• 1/2 cup red wine
In a skillet, warm the olive oil over medium heat and add
the onions, stirring occasionally until onions become
translucent. Season with salt and pepper. Add the butter; a
moment or two later, add the wine; as it begins to evaporate,
reduce heat. Allow the onions to slowly become soft and
carmelized, about 20-30 minutes. Remove from heat and place into
a small serving bowl. Refrigerate; remove just before serving.
- 4-5 figs, roughly chopped
- 2 tablespoons butter
- 1/4 cup port
- 1 blood orange, cut in half
- 1/2 teaspoon cinnamon
In a small skillet, heat the butter over medium heat; add
the figs. Stir every minute or so, allowing the figs to soften
and bubble. Add the port; stir as the alcohol evaporates.
Squeeze the juice from the blood orange halves into the skillet.
Add the cinnamon. Reduce heat; allow the mixture to slowly
reduce and thicken, about 20-25 minutes. Remove from heat and
place in a small bowl; refrigerate until serving.
Pumpernickle & Brioche Toast:
- 1 small loaf freshly baked pumpernickle bread
- 2 brioche
Slice the pumpernickle bread into 1/4" slices. Using a
serrated knife, cut the brioche into slices. Lightly toast both
breads just before the cheese course; place into a cloth-covered
basket next to the cheese platter for serving.
If you can't find pumpernickle or fresh brioche, try a loaf of
good white bread;cut into 1/4" slices and press a juice glass
into the middle to form rounds. Toast the rounds and serve.
I like to sprinkle the cheese platter with shelled nuts;
pistachios and toasted hazlenuts are a couple of my favorites.
Almonds and walnuts work well, too. The addition of some dried

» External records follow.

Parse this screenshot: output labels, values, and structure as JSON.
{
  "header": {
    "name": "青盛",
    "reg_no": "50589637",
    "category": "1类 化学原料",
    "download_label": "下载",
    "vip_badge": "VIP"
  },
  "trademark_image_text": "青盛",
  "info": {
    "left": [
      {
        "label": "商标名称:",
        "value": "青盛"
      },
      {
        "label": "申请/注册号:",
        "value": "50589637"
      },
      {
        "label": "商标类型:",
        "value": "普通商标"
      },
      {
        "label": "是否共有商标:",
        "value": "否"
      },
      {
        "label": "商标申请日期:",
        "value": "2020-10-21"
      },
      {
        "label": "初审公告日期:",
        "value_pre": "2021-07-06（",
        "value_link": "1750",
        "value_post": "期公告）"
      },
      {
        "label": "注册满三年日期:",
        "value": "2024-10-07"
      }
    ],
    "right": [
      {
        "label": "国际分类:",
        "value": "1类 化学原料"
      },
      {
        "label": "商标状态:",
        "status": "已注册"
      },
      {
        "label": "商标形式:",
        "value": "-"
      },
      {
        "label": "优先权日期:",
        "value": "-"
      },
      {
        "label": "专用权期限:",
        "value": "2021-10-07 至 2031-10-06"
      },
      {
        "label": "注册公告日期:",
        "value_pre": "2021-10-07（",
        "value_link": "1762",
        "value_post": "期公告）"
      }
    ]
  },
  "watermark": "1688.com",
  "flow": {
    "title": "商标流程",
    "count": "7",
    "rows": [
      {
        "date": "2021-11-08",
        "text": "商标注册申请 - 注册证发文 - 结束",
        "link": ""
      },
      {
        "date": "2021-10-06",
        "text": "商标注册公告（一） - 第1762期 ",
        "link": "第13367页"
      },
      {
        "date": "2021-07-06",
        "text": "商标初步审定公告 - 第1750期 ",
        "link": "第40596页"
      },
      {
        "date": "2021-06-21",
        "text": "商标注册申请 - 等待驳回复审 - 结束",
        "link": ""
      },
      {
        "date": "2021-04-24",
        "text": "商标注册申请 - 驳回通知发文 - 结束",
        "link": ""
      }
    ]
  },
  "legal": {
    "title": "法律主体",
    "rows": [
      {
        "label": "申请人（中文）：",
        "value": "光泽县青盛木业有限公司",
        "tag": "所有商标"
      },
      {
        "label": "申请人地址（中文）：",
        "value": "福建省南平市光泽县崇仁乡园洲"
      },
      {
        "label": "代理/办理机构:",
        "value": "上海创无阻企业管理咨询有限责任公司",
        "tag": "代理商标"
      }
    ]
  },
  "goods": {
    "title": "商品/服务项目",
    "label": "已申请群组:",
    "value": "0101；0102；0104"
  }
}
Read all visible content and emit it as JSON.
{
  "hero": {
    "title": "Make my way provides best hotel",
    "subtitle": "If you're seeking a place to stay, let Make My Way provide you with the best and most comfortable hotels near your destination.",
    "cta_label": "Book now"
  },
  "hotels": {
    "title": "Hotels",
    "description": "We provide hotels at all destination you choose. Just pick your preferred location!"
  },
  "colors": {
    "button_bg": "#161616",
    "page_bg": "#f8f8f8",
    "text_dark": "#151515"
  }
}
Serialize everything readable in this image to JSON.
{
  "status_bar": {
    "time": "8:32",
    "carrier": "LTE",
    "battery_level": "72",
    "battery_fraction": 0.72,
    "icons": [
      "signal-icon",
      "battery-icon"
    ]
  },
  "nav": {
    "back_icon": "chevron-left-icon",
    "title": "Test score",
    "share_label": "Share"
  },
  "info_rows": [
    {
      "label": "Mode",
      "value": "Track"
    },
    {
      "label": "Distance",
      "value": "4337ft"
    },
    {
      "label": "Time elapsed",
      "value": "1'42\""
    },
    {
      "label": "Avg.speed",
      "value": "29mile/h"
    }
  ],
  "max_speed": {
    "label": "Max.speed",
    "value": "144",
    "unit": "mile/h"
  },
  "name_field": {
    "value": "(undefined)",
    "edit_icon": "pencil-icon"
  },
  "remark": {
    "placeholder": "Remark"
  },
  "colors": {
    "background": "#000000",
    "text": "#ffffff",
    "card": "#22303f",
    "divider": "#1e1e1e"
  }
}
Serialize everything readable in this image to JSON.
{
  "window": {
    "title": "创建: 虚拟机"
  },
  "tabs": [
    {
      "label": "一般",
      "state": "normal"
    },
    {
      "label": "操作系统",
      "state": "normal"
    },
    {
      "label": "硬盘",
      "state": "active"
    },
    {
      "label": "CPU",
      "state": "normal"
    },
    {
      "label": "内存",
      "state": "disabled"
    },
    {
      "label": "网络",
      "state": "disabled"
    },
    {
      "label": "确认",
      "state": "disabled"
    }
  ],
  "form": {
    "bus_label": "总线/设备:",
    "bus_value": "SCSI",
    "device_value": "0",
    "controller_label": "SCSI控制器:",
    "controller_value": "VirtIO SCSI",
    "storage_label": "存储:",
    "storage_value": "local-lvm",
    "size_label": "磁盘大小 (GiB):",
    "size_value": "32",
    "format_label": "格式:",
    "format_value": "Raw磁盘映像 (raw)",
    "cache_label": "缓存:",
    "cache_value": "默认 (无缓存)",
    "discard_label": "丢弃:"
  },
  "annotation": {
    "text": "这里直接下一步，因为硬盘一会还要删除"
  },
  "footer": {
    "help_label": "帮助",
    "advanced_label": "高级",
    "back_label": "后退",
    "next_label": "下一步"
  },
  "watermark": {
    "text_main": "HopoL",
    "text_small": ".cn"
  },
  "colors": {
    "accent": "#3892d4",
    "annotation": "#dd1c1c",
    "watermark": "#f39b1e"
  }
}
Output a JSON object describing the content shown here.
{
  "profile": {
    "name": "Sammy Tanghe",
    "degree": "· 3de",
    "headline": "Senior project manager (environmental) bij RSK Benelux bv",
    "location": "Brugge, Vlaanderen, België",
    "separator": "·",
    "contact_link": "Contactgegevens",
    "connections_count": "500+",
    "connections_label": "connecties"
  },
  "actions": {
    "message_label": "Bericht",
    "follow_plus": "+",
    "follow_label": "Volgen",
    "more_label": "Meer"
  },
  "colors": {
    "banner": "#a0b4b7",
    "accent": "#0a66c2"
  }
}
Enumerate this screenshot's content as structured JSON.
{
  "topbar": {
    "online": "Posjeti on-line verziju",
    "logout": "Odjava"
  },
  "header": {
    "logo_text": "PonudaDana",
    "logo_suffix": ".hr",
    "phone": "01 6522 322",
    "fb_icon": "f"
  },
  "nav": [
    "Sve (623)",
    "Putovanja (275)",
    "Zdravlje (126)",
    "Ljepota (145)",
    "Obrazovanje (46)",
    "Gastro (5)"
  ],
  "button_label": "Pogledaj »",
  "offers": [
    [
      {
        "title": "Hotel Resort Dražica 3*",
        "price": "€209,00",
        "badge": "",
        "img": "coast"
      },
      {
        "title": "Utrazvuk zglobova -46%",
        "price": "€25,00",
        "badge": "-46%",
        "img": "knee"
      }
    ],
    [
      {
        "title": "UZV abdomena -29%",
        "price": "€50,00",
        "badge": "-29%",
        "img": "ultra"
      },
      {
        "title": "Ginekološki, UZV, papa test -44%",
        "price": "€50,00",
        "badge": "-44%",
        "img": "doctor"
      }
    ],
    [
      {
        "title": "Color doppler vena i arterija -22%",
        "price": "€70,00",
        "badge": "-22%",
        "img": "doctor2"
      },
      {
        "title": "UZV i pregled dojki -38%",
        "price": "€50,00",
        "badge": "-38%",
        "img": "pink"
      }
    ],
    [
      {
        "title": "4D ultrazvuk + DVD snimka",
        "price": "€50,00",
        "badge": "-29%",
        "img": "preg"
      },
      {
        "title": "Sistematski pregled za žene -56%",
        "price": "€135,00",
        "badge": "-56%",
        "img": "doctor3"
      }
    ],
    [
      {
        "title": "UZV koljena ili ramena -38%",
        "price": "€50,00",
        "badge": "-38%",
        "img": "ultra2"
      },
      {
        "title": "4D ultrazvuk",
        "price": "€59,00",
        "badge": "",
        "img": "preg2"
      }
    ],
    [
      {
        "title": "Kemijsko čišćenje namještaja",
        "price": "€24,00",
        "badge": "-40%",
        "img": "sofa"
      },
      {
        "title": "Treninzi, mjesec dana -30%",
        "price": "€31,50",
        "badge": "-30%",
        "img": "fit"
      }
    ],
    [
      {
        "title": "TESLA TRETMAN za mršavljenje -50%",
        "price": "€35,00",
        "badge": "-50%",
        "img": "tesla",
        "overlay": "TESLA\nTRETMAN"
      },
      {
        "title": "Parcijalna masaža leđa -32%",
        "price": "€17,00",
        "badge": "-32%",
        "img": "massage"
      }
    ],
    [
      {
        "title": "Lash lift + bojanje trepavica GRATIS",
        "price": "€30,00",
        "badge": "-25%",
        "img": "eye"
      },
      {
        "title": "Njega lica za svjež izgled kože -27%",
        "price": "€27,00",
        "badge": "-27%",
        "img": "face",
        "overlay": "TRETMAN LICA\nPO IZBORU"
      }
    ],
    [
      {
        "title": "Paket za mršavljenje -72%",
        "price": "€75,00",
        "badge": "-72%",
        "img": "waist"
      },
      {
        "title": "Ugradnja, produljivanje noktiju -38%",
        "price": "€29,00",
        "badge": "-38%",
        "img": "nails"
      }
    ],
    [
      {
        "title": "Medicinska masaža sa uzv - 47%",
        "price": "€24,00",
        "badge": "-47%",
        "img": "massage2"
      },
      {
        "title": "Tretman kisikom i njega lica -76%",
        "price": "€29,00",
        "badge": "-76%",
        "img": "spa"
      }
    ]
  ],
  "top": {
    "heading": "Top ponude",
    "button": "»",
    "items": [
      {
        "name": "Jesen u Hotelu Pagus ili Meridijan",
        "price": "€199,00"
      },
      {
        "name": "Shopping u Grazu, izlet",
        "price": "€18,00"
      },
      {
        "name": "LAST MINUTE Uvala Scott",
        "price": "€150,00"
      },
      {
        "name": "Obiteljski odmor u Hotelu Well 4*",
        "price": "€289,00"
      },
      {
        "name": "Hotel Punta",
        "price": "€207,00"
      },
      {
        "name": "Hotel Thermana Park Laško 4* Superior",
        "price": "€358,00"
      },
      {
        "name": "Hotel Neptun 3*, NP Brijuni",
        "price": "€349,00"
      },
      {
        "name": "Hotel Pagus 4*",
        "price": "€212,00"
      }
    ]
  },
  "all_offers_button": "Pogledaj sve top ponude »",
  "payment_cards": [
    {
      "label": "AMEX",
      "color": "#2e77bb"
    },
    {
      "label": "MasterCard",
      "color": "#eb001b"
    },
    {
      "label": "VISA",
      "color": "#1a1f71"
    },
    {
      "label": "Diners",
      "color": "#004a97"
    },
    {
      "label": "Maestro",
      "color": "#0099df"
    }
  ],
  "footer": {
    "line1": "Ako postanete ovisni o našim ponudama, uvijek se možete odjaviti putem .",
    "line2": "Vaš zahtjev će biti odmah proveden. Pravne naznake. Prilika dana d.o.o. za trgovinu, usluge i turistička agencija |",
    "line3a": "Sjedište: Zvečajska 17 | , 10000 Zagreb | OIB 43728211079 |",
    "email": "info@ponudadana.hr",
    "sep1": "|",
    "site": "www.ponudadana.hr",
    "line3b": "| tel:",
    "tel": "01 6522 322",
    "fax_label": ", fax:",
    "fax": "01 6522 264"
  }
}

fruit - cranberries, cherries or apricots - makes another
delicious and colorful addition.
You are receiving this email because you're a fan
of food and romance...You think life is a sensual adventure, and you
hope to nibble and sip your way to bliss. We hope this helps. If you're
hungry for more, head straight to our
Copyright 2004 • Sex and the Kitchen, Inc. • All Rights Reserved.